● **Supplied records**
+ + + + +
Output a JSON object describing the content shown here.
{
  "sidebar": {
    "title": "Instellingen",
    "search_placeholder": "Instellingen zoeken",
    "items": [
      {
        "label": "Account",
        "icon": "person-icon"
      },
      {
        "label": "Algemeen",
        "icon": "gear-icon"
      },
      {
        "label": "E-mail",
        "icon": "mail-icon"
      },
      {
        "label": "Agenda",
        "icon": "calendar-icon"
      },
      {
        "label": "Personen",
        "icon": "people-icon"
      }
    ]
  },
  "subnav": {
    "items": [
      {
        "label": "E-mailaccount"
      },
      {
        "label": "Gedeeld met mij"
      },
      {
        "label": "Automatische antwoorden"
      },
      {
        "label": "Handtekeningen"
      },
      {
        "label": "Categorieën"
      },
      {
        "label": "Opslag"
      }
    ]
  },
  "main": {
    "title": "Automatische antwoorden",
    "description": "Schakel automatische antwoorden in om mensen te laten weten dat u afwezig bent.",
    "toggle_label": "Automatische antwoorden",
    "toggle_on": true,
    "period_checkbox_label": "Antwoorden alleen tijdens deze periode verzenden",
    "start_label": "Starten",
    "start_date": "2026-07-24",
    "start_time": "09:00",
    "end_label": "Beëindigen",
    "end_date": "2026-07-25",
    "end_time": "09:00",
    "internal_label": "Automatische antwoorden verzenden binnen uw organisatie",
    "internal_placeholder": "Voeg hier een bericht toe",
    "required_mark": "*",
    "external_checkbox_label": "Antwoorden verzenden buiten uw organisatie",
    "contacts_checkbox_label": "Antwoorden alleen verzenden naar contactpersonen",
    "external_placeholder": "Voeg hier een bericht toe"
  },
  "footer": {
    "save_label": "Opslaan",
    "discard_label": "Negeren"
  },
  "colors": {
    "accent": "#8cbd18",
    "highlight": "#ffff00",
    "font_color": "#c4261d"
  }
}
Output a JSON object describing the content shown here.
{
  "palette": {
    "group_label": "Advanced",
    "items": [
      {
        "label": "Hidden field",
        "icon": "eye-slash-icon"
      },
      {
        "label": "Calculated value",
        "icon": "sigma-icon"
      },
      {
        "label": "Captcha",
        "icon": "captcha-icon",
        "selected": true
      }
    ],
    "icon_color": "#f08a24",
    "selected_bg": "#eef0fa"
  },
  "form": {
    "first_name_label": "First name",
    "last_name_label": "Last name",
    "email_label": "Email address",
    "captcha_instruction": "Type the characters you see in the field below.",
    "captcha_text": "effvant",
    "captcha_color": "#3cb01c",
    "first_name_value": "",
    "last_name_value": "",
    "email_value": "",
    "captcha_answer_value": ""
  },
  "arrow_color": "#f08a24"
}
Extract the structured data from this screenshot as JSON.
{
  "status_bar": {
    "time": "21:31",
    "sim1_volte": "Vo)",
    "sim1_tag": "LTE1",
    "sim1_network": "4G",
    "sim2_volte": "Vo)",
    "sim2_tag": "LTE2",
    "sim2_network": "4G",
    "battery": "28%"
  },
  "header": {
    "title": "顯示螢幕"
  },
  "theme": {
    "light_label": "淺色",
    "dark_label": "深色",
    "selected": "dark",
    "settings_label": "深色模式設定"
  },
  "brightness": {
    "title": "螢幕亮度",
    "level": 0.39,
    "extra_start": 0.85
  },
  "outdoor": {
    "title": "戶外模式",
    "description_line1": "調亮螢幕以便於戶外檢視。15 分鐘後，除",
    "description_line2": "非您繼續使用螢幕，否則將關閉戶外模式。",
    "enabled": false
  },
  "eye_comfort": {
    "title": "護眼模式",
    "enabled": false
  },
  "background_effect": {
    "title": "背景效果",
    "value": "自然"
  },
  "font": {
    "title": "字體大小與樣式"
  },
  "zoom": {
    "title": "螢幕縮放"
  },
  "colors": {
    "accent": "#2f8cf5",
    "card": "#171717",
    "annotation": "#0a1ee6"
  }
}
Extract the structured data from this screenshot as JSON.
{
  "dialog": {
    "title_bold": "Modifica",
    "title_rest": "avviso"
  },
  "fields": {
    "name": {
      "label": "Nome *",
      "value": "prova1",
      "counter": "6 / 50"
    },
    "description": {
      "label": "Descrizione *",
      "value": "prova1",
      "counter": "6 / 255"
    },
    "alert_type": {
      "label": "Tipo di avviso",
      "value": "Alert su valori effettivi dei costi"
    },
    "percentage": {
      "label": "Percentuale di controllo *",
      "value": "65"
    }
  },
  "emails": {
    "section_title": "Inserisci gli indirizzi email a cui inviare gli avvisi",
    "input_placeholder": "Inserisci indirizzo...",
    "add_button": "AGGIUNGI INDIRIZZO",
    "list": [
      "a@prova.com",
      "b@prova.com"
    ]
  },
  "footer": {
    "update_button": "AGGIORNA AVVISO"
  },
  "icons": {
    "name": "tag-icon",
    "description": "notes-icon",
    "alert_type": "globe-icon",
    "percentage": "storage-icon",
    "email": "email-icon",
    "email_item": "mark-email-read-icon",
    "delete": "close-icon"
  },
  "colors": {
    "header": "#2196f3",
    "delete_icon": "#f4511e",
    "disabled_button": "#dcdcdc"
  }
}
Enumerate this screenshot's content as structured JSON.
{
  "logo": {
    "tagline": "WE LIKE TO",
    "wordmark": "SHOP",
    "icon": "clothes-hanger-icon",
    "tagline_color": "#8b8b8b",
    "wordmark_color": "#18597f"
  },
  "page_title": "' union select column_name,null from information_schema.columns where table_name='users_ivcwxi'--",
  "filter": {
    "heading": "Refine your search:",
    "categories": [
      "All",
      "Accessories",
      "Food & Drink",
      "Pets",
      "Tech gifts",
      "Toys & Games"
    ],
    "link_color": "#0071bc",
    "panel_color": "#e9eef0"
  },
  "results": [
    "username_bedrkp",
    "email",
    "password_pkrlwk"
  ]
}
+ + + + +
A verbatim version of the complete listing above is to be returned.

● **Answer for the task**
Output a JSON object describing the content shown here.
{
  "sidebar": {
    "title": "Instellingen",
    "search_placeholder": "Instellingen zoeken",
    "items": [
      {
        "label": "Account",
        "icon": "person-icon"
      },
      {
        "label": "Algemeen",
        "icon": "gear-icon"
      },
      {
        "label": "E-mail",
        "icon": "mail-icon"
      },
      {
        "label": "Agenda",
        "icon": "calendar-icon"
      },
      {
        "label": "Personen",
        "icon": "people-icon"
      }
    ]
  },
  "subnav": {
    "items": [
      {
        "label": "E-mailaccount"
      },
      {
        "label": "Gedeeld met mij"
      },
      {
        "label": "Automatische antwoorden"
      },
      {
        "label": "Handtekeningen"
      },
      {
        "label": "Categorieën"
      },
      {
        "label": "Opslag"
      }
    ]
  },
  "main": {
    "title": "Automatische antwoorden",
    "description": "Schakel automatische antwoorden in om mensen te laten weten dat u afwezig bent.",
    "toggle_label": "Automatische antwoorden",
    "toggle_on": true,
    "period_checkbox_label": "Antwoorden alleen tijdens deze periode verzenden",
    "start_label": "Starten",
    "start_date": "2026-07-24",
    "start_time": "09:00",
    "end_label": "Beëindigen",
    "end_date": "2026-07-25",
    "end_time": "09:00",
    "internal_label": "Automatische antwoorden verzenden binnen uw organisatie",
    "internal_placeholder": "Voeg hier een bericht toe",
    "required_mark": "*",
    "external_checkbox_label": "Antwoorden verzenden buiten uw organisatie",
    "contacts_checkbox_label": "Antwoorden alleen verzenden naar contactpersonen",
    "external_placeholder": "Voeg hier een bericht toe"
  },
  "footer": {
    "save_label": "Opslaan",
    "discard_label": "Negeren"
  },
  "colors": {
    "accent": "#8cbd18",
    "highlight": "#ffff00",
    "font_color": "#c4261d"
  }
}
Output a JSON object describing the content shown here.
{
  "palette": {
    "group_label": "Advanced",
    "items": [
      {
        "label": "Hidden field",
        "icon": "eye-slash-icon"
      },
      {
        "label": "Calculated value",
        "icon": "sigma-icon"
      },
      {
        "label": "Captcha",
        "icon": "captcha-icon",
        "selected": true
      }
    ],
    "icon_color": "#f08a24",
    "selected_bg": "#eef0fa"
  },
  "form": {
    "first_name_label": "First name",
    "last_name_label": "Last name",
    "email_label": "Email address",
    "captcha_instruction": "Type the characters you see in the field below.",
    "captcha_text": "effvant",
    "captcha_color": "#3cb01c",
    "first_name_value": "",
    "last_name_value": "",
    "email_value": "",
    "captcha_answer_value": ""
  },
  "arrow_color": "#f08a24"
}
Extract the structured data from this screenshot as JSON.
{
  "status_bar": {
    "time": "21:31",
    "sim1_volte": "Vo)",
    "sim1_tag": "LTE1",
    "sim1_network": "4G",
    "sim2_volte": "Vo)",
    "sim2_tag": "LTE2",
    "sim2_network": "4G",
    "battery": "28%"
  },
  "header": {
    "title": "顯示螢幕"
  },
  "theme": {
    "light_label": "淺色",
    "dark_label": "深色",
    "selected": "dark",
    "settings_label": "深色模式設定"
  },
  "brightness": {
    "title": "螢幕亮度",
    "level": 0.39,
    "extra_start": 0.85
  },
  "outdoor": {
    "title": "戶外模式",
    "description_line1": "調亮螢幕以便於戶外檢視。15 分鐘後，除",
    "description_line2": "非您繼續使用螢幕，否則將關閉戶外模式。",
    "enabled": false
  },
  "eye_comfort": {
    "title": "護眼模式",
    "enabled": false
  },
  "background_effect": {
    "title": "背景效果",
    "value": "自然"
  },
  "font": {
    "title": "字體大小與樣式"
  },
  "zoom": {
    "title": "螢幕縮放"
  },
  "colors": {
    "accent": "#2f8cf5",
    "card": "#171717",
    "annotation": "#0a1ee6"
  }
}
Extract the structured data from this screenshot as JSON.
{
  "dialog": {
    "title_bold": "Modifica",
    "title_rest": "avviso"
  },
  "fields": {
    "name": {
      "label": "Nome *",
      "value": "prova1",
      "counter": "6 / 50"
    },
    "description": {
      "label": "Descrizione *",
      "value": "prova1",
      "counter": "6 / 255"
    },
    "alert_type": {
      "label": "Tipo di avviso",
      "value": "Alert su valori effettivi dei costi"
    },
    "percentage": {
      "label": "Percentuale di controllo *",
      "value": "65"
    }
  },
  "emails": {
    "section_title": "Inserisci gli indirizzi email a cui inviare gli avvisi",
    "input_placeholder": "Inserisci indirizzo...",
    "add_button": "AGGIUNGI INDIRIZZO",
    "list": [
      "a@prova.com",
      "b@prova.com"
    ]
  },
  "footer": {
    "update_button": "AGGIORNA AVVISO"
  },
  "icons": {
    "name": "tag-icon",
    "description": "notes-icon",
    "alert_type": "globe-icon",
    "percentage": "storage-icon",
    "email": "email-icon",
    "email_item": "mark-email-read-icon",
    "delete": "close-icon"
  },
  "colors": {
    "header": "#2196f3",
    "delete_icon": "#f4511e",
    "disabled_button": "#dcdcdc"
  }
}
Enumerate this screenshot's content as structured JSON.
{
  "logo": {
    "tagline": "WE LIKE TO",
    "wordmark": "SHOP",
    "icon": "clothes-hanger-icon",
    "tagline_color": "#8b8b8b",
    "wordmark_color": "#18597f"
  },
  "page_title": "' union select column_name,null from information_schema.columns where table_name='users_ivcwxi'--",
  "filter": {
    "heading": "Refine your search:",
    "categories": [
      "All",
      "Accessories",
      "Food & Drink",
      "Pets",
      "Tech gifts",
      "Toys & Games"
    ],
    "link_color": "#0071bc",
    "panel_color": "#e9eef0"
  },
  "results": [
    "username_bedrkp",
    "email",
    "password_pkrlwk"
  ]
}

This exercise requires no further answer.